The Cold War is over, but it is almost certain that we are moving into another Era of Contested Equality. If so, which nation or alliance will hold the edge in kairosthenic power? Will China’s ethnic nationalism and economic model prove superior over time, or do they contain subtle strategic weaknesses? With the many new challenges of the 21st Century, including technological convergence and the rise of peer competitors, the United States would be wise to remember that its kairosthenic competitiveness will be determined by more than economic or military policies.
If you enjoyed this post, please also see:
– Lessons Learned in Assessing the Operational Environment, by Mr. Ian Sullivan
Mr. John C. Bauer is a Senior Analyst for TRADOC G-2 ACE Threats at Ft. Leavenworth, KS, where he helps characterize future threats and operational environments in support of U.S. Army capabilities development.
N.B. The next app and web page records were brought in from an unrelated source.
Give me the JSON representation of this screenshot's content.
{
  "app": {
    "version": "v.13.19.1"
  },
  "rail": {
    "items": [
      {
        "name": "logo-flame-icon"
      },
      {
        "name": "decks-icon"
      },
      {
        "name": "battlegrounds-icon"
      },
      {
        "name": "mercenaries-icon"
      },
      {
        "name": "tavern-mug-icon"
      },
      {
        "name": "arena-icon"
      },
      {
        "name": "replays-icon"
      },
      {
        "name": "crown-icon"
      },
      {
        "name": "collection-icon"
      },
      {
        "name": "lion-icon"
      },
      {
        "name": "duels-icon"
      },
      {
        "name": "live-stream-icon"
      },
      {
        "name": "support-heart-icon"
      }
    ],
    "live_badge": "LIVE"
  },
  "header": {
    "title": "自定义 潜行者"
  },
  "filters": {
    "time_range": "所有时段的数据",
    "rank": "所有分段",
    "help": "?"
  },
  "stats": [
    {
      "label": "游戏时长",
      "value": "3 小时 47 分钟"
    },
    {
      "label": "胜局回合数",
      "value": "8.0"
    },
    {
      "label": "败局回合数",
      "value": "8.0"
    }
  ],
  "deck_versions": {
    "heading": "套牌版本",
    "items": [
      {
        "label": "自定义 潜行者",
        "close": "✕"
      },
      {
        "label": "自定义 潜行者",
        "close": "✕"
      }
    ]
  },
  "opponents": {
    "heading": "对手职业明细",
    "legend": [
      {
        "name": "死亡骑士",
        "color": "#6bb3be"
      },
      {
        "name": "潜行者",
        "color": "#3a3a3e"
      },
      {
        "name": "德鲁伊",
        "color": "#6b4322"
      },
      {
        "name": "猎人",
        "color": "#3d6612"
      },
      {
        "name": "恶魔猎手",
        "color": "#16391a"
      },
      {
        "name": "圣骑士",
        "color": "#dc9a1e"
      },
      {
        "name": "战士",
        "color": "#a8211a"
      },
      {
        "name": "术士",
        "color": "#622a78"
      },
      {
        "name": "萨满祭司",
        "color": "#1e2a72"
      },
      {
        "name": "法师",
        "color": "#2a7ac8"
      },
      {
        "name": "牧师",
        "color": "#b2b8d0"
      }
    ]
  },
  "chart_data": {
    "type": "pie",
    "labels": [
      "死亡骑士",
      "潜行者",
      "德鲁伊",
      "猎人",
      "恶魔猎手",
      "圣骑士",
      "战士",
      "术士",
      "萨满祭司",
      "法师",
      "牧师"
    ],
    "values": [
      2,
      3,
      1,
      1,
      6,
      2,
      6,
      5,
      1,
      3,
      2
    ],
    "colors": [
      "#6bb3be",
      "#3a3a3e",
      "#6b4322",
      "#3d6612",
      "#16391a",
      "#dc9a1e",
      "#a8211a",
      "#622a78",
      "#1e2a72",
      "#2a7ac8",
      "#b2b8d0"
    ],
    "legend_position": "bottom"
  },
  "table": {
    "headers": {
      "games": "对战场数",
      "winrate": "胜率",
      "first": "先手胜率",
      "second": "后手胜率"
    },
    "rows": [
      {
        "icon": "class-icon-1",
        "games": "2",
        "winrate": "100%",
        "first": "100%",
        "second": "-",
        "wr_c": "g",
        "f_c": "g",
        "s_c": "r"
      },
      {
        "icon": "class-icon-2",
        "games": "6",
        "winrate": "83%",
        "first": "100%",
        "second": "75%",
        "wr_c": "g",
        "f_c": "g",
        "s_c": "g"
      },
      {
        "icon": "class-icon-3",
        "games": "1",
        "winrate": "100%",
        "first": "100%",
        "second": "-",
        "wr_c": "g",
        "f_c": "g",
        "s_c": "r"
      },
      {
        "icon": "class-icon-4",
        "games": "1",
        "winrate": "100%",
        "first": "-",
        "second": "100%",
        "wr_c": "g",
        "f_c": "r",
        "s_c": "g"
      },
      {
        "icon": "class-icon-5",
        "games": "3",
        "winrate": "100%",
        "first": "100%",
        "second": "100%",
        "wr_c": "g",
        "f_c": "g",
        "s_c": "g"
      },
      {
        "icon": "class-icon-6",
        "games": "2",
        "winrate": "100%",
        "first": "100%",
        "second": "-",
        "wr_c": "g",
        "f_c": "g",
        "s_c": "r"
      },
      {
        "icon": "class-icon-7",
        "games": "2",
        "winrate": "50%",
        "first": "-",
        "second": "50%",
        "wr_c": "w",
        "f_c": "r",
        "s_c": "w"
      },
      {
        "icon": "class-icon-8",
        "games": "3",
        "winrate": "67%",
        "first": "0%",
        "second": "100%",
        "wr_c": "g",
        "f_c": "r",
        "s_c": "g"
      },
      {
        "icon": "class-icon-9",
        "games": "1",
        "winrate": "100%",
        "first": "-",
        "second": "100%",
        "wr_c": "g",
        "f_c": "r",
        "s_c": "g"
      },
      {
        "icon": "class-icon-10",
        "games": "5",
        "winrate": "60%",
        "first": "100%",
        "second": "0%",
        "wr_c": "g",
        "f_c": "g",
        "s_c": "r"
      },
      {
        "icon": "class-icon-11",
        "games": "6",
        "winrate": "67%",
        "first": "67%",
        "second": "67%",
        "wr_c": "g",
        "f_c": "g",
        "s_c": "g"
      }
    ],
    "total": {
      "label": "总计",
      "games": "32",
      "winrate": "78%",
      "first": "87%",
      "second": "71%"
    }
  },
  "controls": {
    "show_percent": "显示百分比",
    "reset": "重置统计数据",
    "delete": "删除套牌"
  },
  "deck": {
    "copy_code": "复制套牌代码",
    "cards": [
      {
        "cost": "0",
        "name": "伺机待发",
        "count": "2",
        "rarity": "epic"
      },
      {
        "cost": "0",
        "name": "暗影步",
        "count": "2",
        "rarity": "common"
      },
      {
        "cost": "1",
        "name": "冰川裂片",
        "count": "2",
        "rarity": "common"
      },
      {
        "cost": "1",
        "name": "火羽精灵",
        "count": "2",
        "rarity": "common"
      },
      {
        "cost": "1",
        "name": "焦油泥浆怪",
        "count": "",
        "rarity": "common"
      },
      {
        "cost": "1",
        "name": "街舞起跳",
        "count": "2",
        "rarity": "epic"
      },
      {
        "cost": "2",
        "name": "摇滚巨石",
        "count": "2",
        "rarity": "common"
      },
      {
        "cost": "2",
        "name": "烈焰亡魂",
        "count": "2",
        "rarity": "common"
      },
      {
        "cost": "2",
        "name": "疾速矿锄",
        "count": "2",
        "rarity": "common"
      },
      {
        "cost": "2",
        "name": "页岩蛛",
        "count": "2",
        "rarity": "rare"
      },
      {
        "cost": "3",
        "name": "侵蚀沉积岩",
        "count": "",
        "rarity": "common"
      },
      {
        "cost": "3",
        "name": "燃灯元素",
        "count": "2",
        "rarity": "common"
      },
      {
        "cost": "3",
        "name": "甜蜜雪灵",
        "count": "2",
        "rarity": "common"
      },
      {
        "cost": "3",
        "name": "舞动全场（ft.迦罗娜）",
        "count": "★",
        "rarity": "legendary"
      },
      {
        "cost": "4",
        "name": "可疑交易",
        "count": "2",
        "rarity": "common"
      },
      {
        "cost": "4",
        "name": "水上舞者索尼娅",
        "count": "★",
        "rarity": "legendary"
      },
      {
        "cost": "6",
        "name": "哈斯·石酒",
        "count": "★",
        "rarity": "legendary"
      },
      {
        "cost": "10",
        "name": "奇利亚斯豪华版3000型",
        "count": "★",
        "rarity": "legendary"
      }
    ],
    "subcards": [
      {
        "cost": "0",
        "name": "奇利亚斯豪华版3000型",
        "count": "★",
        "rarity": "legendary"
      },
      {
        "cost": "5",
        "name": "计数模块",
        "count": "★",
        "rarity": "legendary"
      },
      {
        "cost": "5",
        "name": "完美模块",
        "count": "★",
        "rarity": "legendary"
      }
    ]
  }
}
He has worked as a strategic defense analyst for academia, industry and government, most recently as one of the architects of U.S. European Command’s Deep Futures initiative.
1 The Operational Environment and the Changing Character of Future Warfare, US Army Training and Doctrine Command, Version 4
2 Cupitt, Richard T., Reluctant Champions: US Presidential Policy and Strategic Export Controls, Routledge Publishing, New York, 2000
3 See, for instance, Gallup, Gaviria and Lora, Is Geography Destiny? Lessons from Latin America, Stanford University Press, 2003
4 The Operational Environment and the Changing Character of Future Warfare, US Army Training and Doctrine Command, Version 4
5 Kennedy, Paul, The Rise and Fall of the Great Powers: Economic Change and Military Conflict 1500 to 2000, Random House, New York, 1987
6 Bauer, Peter, Reality and Rhetoric: Studies in the Economics of Development and Equality, the Third World, and Economic Delusion, Littlehampton Book Services Inc, 1984
7 Ibid. Bauer’s studies focused on differing growth rates among ethnic Chinese, Indian and Malay groups that shared identical macroeconomic, geographic, and political conditions in Malaysia.
8 Acemoglu, Daron and Robinson, James, Why Nations Fail: The Origins of Power, Prosperity and Poverty, Crown Publishing, Random House, New York, 2012. See also Diamond, Jared, Collapse: How Societies Choose to Fail or Succeed, Penguin Group, New York, 2005
9 Landes, David, The Wealth and Poverty of Nations: Why Some Are So Rich and Some Are So Poor, W.W. Norton and Company, Inc., New York, 1998
10 Pach, Chester Jr., Dwight D. Eisenhower: Domestic Affairs, University of Virginia Miller Center, August 2019